The sensitivity of intact cells of purple photosynthetic bacterium Rhodobacter sphaeroides wild type to low level (<100 μM) of mercury (Hg2+) contamination was evaluated by absorption and fluorescence spectroscopies of the bacteriochlorophyll–protein complexes. All assays related to the function of the reaction center (RC) protein (induction of the bacteriochlorophyll fluorescence, delayed fluorescence and light-induced oxidation and reduction of the bacteriochlorophyll dimer and energization of the photosynthetic membrane) showed prompt and later effects of the mercury ions. The damage expressed by decrease of the magnitude and changes of rates of the electron transfer kinetics followed complex (spatial and temporal) pattern according to the different Hg2+ sensitivities of the electron transport (donor/acceptor) sites including the reduced bound and free cytochrome c 2 and the primary reduced quinone. In contrast to the RC, the light harvesting system and the bc1 complex demonstrated much higher resistance against the mercury pollution. The 850 and 875 nm components of the peripheral and core complexes were particularly insensitive to the mercury(II) ions. The concentration of the photoactive RCs and the connectivity of the photosynthetic units decreased upon mercury treatment. The degree of inhibition of the photosynthetic apparatus was always higher when the cells were kept in the light than in the dark indicating the importance of metabolism in active transport of the mercury ions from outside to the intracytoplasmic membrane.
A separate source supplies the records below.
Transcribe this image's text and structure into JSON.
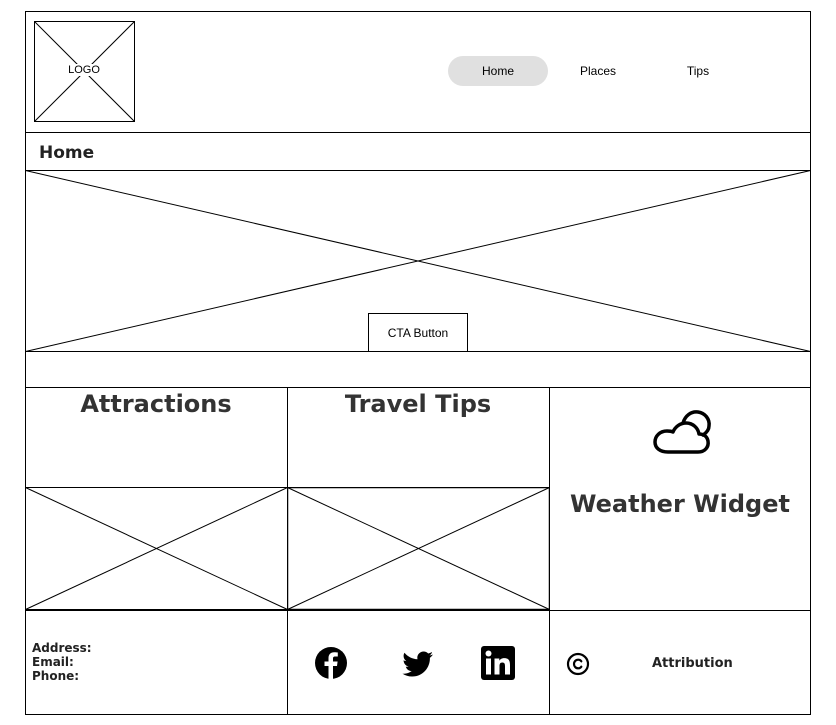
{
  "header": {
    "logo_text": "LOGO",
    "nav": [
      {
        "label": "Home",
        "active": true
      },
      {
        "label": "Places",
        "active": false
      },
      {
        "label": "Tips",
        "active": false
      }
    ]
  },
  "page_title": "Home",
  "hero": {
    "cta_label": "CTA Button"
  },
  "sections": {
    "attractions_title": "Attractions",
    "travel_tips_title": "Travel Tips",
    "weather_title": "Weather Widget",
    "weather_icon": "cloud-icon"
  },
  "footer": {
    "address_label": "Address:",
    "email_label": "Email:",
    "phone_label": "Phone:",
    "social": [
      "facebook-icon",
      "twitter-icon",
      "linkedin-icon"
    ],
    "copyright_icon": "copyright-icon",
    "attribution": "Attribution"
  },
  "colors": {
    "nav_active_bg": "#e0e0e0",
    "wire_stroke": "#000000"
  }
}
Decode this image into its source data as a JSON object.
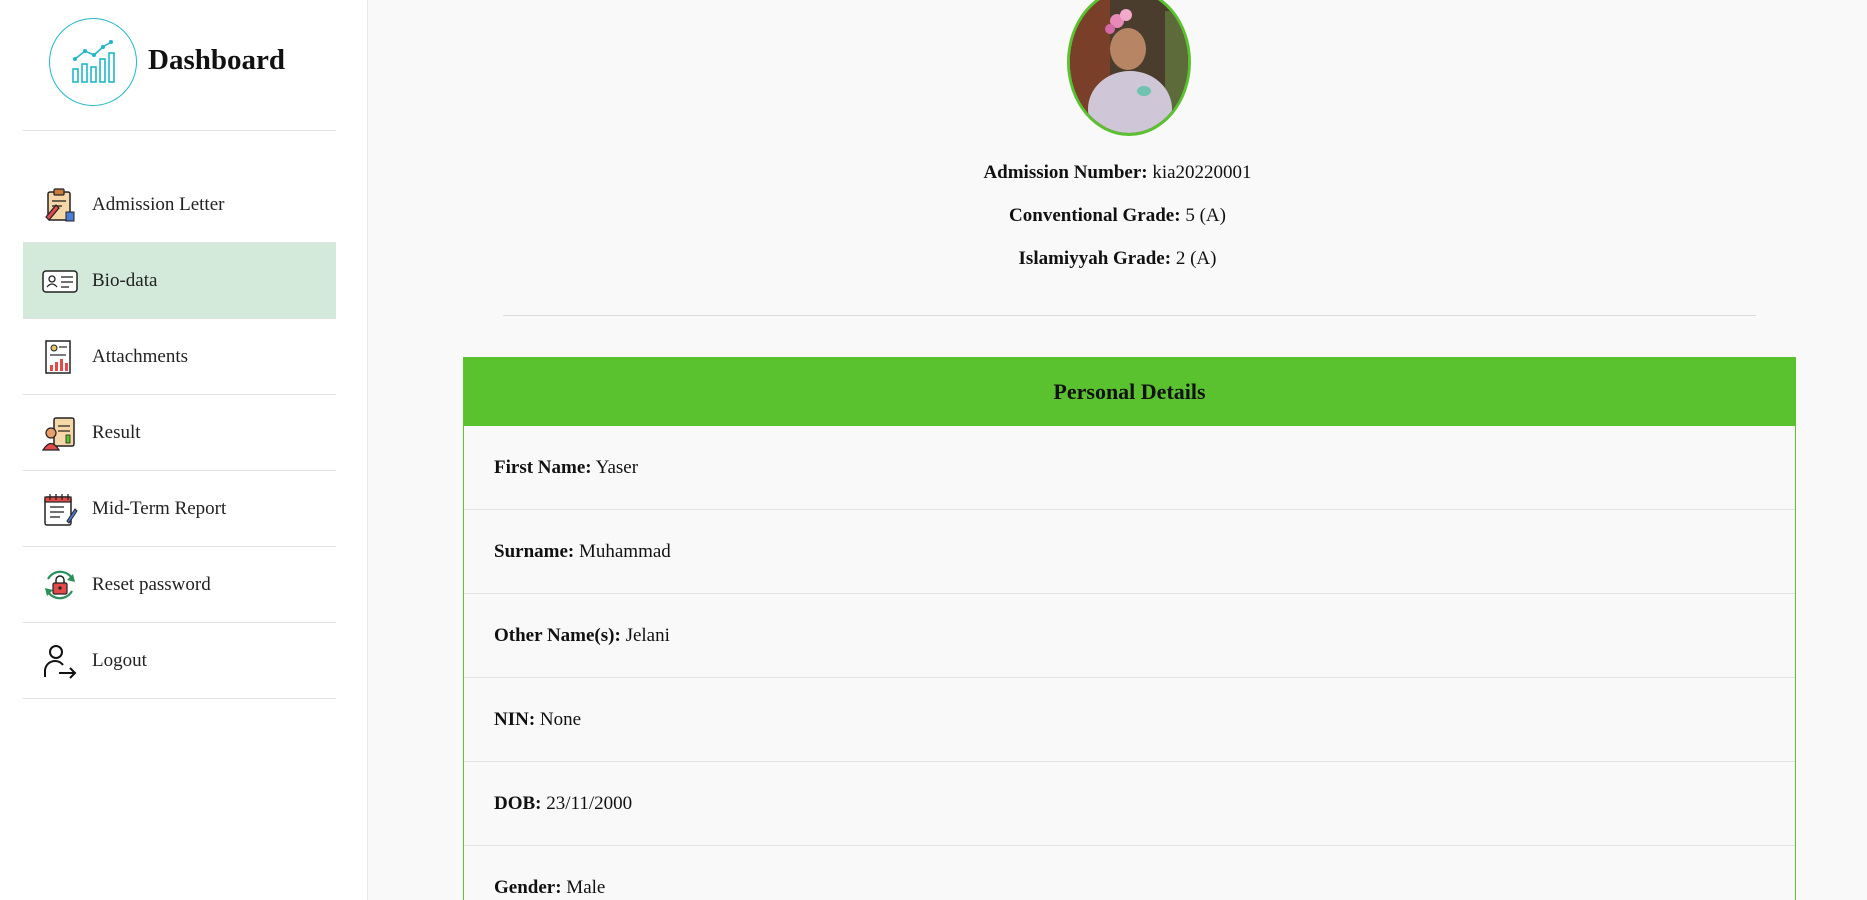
{
  "brand": {
    "title": "Dashboard",
    "logo_icon": "chart-icon"
  },
  "nav": {
    "items": [
      {
        "label": "Admission Letter",
        "icon": "clipboard-pen-icon"
      },
      {
        "label": "Bio-data",
        "icon": "id-card-icon",
        "active": true
      },
      {
        "label": "Attachments",
        "icon": "document-chart-icon"
      },
      {
        "label": "Result",
        "icon": "result-clipboard-icon"
      },
      {
        "label": "Mid-Term Report",
        "icon": "notepad-icon"
      },
      {
        "label": "Reset password",
        "icon": "lock-reset-icon"
      },
      {
        "label": "Logout",
        "icon": "user-logout-icon"
      }
    ]
  },
  "profile": {
    "admission_label": "Admission Number:",
    "admission_value": "kia20220001",
    "conventional_label": "Conventional Grade:",
    "conventional_value": "5 (A)",
    "islamiyyah_label": "Islamiyyah Grade:",
    "islamiyyah_value": "2 (A)"
  },
  "personal": {
    "heading": "Personal Details",
    "fields": [
      {
        "label": "First Name:",
        "value": "Yaser"
      },
      {
        "label": "Surname:",
        "value": "Muhammad"
      },
      {
        "label": "Other Name(s):",
        "value": "Jelani"
      },
      {
        "label": "NIN:",
        "value": "None"
      },
      {
        "label": "DOB:",
        "value": "23/11/2000"
      },
      {
        "label": "Gender:",
        "value": "Male"
      }
    ]
  },
  "colors": {
    "accent_green": "#5bc22f",
    "active_nav": "#d3e9da",
    "logo_teal": "#1fb8c9"
  }
}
Any of the tests applied in this study can be used for detection of changes in photosynthetic bacteria at the early stages of the action of toxicants.
Keywords: Bacterial photosynthesis; Intact cells; Reaction center; Antenna; Mercury contamination; Bacteriochlorophyll spectroscopy

The physiological significance of photosystem II (PSII) core protein phosphorylation has been suggested to facilitate the migration of oxidative damaged D1 and D2 proteins, but meanwhile the phosphorylation seems to be associated with the suppression of reactive oxygen species (ROS) production, and it also relates to the degradation of PSII reaction center proteins. To more clearly elucidate the possible protecting effect of the phosphorylation on oxidative damage of D1 protein, the degradation of oxidized D1 protein and the production of superoxide anion in the non-phosphorylated and phosphorylated PSII membranes were comparatively detected using the Western blotting and electron spin resonance spin-trapping technique, respectively. Obviously, all of three ROS components, including superoxide anion, hydrogen peroxide and hydroxyl radical are responsible for the degradation of oxidized D1 protein, and the protection of the D1 protein degradation by phosphorylation is accompanied by the inhibition of superoxide anion production. Furthermore, the inhibiting effect of 3-(3,4-dichlorophenyl)-1,1-dimethylurea (DCMU), a competitor to QB, on superoxide anion production and its protecting effect on D1 protein degradation are even more obvious than those of phosphorylation. Both DCMU effects are independent of whether PSII membranes are phosphorylated or not, which reasonably implies that the herbicide DCMU and D1 protein phosphorylation probably share the same target site in D1 protein of PSII. So, altogether it can be concluded that the phosphorylation of D1 protein reduces the oxidative damage of D1 protein by decreasing the production of superoxide anion in PSII membranes under high light.
Keywords: PSII membranes; D1 protein; Protein phosphorylation; High light; Reactive oxygen species